▸ **WHAT YOU SHOULD DO**:
Retype every record below exactly as it appears.

▸ **RECORDS TO USE**:

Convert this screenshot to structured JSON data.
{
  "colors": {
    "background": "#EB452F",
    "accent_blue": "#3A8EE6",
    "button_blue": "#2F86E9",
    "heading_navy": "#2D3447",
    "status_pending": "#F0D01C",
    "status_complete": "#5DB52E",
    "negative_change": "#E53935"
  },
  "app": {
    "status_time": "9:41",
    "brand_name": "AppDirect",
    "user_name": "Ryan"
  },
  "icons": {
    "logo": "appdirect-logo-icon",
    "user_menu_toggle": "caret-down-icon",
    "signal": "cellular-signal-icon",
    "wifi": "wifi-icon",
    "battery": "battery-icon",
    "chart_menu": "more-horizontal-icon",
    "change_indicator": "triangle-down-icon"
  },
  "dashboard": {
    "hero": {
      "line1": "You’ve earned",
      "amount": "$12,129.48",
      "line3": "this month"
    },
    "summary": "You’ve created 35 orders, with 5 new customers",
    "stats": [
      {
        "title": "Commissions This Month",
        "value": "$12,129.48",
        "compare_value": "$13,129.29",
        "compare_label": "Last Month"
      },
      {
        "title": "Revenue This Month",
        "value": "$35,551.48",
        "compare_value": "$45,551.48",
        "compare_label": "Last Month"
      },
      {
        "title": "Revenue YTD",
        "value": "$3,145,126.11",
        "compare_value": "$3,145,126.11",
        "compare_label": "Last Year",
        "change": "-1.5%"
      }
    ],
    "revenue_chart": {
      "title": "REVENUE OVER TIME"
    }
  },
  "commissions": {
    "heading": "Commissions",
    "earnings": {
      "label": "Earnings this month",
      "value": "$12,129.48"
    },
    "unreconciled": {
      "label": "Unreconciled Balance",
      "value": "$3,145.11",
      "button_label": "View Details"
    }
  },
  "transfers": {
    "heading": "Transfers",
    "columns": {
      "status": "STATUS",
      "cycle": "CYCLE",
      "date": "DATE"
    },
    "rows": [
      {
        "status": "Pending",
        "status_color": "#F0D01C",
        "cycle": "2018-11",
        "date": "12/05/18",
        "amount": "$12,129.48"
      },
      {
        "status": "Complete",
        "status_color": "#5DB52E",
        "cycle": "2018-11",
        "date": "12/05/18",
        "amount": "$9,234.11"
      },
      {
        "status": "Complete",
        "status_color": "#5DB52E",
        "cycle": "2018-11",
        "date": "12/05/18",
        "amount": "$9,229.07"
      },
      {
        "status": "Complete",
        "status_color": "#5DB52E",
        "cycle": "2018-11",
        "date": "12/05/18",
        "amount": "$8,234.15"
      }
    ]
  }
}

▸ **SOLUTION FOR THIS PROBLEM**:
Convert this screenshot to structured JSON data.
{
  "colors": {
    "background": "#EB452F",
    "accent_blue": "#3A8EE6",
    "button_blue": "#2F86E9",
    "heading_navy": "#2D3447",
    "status_pending": "#F0D01C",
    "status_complete": "#5DB52E",
    "negative_change": "#E53935"
  },
  "app": {
    "status_time": "9:41",
    "brand_name": "AppDirect",
    "user_name": "Ryan"
  },
  "icons": {
    "logo": "appdirect-logo-icon",
    "user_menu_toggle": "caret-down-icon",
    "signal": "cellular-signal-icon",
    "wifi": "wifi-icon",
    "battery": "battery-icon",
    "chart_menu": "more-horizontal-icon",
    "change_indicator": "triangle-down-icon"
  },
  "dashboard": {
    "hero": {
      "line1": "You’ve earned",
      "amount": "$12,129.48",
      "line3": "this month"
    },
    "summary": "You’ve created 35 orders, with 5 new customers",
    "stats": [
      {
        "title": "Commissions This Month",
        "value": "$12,129.48",
        "compare_value": "$13,129.29",
        "compare_label": "Last Month"
      },
      {
        "title": "Revenue This Month",
        "value": "$35,551.48",
        "compare_value": "$45,551.48",
        "compare_label": "Last Month"
      },
      {
        "title": "Revenue YTD",
        "value": "$3,145,126.11",
        "compare_value": "$3,145,126.11",
        "compare_label": "Last Year",
        "change": "-1.5%"
      }
    ],
    "revenue_chart": {
      "title": "REVENUE OVER TIME"
    }
  },
  "commissions": {
    "heading": "Commissions",
    "earnings": {
      "label": "Earnings this month",
      "value": "$12,129.48"
    },
    "unreconciled": {
      "label": "Unreconciled Balance",
      "value": "$3,145.11",
      "button_label": "View Details"
    }
  },
  "transfers": {
    "heading": "Transfers",
    "columns": {
      "status": "STATUS",
      "cycle": "CYCLE",
      "date": "DATE"
    },
    "rows": [
      {
        "status": "Pending",
        "status_color": "#F0D01C",
        "cycle": "2018-11",
        "date": "12/05/18",
        "amount": "$12,129.48"
      },
      {
        "status": "Complete",
        "status_color": "#5DB52E",
        "cycle": "2018-11",
        "date": "12/05/18",
        "amount": "$9,234.11"
      },
      {
        "status": "Complete",
        "status_color": "#5DB52E",
        "cycle": "2018-11",
        "date": "12/05/18",
        "amount": "$9,229.07"
      },
      {
        "status": "Complete",
        "status_color": "#5DB52E",
        "cycle": "2018-11",
        "date": "12/05/18",
        "amount": "$8,234.15"
      }
    ]
  }
}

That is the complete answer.